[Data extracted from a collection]

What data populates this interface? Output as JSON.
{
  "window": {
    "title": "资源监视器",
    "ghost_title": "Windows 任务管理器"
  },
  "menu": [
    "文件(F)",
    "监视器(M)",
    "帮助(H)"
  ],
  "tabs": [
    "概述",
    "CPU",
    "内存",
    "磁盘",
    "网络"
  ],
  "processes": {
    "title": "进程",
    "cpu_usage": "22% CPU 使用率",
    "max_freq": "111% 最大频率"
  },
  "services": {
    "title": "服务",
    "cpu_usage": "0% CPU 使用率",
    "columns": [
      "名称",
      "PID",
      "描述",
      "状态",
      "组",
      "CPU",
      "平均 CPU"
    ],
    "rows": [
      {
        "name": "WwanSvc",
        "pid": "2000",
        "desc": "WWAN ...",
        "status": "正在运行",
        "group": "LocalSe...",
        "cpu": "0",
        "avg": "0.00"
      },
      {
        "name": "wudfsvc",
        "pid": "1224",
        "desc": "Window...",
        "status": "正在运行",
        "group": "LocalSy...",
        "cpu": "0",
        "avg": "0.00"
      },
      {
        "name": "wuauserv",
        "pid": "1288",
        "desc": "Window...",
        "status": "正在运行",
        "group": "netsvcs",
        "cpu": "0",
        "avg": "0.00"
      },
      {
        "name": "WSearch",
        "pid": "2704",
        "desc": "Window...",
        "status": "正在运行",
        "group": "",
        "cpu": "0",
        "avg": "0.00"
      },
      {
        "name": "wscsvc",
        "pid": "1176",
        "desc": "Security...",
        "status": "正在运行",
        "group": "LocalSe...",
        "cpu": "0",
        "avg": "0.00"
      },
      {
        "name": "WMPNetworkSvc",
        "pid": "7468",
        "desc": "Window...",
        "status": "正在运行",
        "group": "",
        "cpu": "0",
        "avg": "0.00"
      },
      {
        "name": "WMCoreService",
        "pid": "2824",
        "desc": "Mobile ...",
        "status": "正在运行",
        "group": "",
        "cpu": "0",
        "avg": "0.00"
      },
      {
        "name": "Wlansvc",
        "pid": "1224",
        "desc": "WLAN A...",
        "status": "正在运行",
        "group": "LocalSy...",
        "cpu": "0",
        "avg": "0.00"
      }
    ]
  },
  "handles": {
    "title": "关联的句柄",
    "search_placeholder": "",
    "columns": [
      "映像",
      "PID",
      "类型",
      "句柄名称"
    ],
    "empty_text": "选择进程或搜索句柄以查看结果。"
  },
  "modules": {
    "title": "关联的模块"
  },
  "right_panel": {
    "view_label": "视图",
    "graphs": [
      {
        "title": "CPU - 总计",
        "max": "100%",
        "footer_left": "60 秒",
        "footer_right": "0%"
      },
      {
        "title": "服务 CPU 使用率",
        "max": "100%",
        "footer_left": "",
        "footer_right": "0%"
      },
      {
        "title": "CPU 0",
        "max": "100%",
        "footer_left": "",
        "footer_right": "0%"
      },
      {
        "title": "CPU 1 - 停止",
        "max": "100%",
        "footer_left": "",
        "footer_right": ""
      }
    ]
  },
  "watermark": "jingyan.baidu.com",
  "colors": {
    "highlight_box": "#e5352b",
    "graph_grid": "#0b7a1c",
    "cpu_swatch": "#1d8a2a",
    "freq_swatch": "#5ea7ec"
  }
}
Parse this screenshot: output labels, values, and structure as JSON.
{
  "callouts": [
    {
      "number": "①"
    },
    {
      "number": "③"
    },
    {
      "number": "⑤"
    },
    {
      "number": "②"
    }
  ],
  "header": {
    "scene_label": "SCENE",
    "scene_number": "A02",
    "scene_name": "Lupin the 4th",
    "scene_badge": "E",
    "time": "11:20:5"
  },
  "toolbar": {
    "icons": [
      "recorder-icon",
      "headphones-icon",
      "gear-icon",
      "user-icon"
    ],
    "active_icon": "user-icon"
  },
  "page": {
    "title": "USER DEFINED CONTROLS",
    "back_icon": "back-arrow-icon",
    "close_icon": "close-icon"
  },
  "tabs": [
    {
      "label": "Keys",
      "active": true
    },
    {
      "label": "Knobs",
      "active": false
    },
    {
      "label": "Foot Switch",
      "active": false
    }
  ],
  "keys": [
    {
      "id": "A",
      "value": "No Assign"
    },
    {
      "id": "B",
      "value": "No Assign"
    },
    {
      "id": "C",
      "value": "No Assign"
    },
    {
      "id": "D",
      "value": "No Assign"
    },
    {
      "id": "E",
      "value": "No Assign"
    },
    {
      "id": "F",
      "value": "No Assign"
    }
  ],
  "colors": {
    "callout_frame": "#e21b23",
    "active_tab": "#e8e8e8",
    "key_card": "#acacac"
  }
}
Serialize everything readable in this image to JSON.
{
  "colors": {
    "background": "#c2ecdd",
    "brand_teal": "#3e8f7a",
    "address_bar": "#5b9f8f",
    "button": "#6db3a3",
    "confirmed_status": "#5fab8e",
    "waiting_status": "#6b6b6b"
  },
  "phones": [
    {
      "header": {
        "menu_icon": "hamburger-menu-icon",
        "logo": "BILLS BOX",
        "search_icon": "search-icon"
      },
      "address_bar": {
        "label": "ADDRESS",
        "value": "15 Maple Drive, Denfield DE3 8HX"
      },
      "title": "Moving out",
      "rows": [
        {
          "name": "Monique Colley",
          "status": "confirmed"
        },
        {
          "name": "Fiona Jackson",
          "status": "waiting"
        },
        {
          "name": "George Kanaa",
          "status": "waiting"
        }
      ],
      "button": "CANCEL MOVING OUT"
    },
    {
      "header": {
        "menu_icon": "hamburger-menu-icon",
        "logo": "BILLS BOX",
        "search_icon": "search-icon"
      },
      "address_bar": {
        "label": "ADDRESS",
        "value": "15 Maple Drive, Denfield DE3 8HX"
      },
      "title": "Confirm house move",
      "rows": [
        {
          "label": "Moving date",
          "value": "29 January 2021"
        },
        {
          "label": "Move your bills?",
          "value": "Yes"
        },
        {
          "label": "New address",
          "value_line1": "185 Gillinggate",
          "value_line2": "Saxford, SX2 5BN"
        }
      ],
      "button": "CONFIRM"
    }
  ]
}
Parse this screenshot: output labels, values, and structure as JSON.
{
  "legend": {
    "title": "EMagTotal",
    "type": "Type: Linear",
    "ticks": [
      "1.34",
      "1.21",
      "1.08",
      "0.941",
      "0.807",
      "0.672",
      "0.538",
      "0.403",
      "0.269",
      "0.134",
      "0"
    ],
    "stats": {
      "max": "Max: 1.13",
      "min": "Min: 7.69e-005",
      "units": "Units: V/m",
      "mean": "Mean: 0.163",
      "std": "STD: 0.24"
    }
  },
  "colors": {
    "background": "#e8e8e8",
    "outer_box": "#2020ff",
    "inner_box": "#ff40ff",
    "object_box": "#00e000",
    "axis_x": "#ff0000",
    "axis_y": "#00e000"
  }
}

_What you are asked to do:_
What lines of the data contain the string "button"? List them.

_Finished task:_
    "button": "#6db3a3",
      "button": "CANCEL MOVING OUT"
      "button": "CONFIRM"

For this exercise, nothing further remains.